> [WORK INSTRUCTIONS]: How many lines below include the string "icon"? State the number alone.

===== EXTRACTED DATA =====

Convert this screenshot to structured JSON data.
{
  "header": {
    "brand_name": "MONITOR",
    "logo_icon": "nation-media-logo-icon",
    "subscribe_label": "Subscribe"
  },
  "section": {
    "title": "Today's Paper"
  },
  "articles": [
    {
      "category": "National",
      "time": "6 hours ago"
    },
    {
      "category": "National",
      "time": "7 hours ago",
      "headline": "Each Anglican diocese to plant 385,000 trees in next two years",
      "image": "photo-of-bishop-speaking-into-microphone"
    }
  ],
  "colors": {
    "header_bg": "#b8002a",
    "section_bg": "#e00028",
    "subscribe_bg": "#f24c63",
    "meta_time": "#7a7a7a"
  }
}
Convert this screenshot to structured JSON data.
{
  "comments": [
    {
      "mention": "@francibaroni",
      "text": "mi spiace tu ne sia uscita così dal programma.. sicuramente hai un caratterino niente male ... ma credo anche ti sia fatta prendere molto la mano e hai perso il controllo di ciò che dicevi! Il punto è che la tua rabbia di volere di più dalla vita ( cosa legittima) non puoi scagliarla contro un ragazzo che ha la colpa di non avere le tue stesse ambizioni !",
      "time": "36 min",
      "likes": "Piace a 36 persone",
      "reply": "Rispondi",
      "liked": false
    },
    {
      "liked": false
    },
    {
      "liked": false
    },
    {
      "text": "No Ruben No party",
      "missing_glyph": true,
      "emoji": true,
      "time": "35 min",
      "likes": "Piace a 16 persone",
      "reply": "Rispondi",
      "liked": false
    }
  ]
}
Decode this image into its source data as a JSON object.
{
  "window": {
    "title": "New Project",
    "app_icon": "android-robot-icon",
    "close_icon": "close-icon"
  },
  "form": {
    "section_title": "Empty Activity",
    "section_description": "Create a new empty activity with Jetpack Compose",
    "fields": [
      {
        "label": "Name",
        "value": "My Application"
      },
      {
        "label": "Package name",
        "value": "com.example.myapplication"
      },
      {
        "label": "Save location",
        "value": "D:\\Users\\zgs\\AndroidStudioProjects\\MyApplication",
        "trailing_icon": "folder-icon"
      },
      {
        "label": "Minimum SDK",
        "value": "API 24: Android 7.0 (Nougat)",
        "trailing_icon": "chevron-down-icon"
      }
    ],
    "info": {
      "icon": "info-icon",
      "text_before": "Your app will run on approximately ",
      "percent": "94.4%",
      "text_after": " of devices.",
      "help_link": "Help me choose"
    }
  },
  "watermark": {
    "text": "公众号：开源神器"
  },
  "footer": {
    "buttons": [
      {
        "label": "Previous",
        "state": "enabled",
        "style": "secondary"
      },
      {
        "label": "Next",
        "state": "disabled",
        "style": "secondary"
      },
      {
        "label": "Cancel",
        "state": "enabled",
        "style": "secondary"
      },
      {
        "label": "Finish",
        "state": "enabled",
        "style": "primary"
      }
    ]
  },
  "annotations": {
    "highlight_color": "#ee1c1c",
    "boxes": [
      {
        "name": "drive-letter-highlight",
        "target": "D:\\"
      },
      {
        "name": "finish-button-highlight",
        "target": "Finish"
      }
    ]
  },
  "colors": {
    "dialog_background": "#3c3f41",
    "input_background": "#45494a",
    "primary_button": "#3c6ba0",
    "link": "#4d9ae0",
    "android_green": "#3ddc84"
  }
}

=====

> [SOLUTION FOR THIS EXERCISE]: 6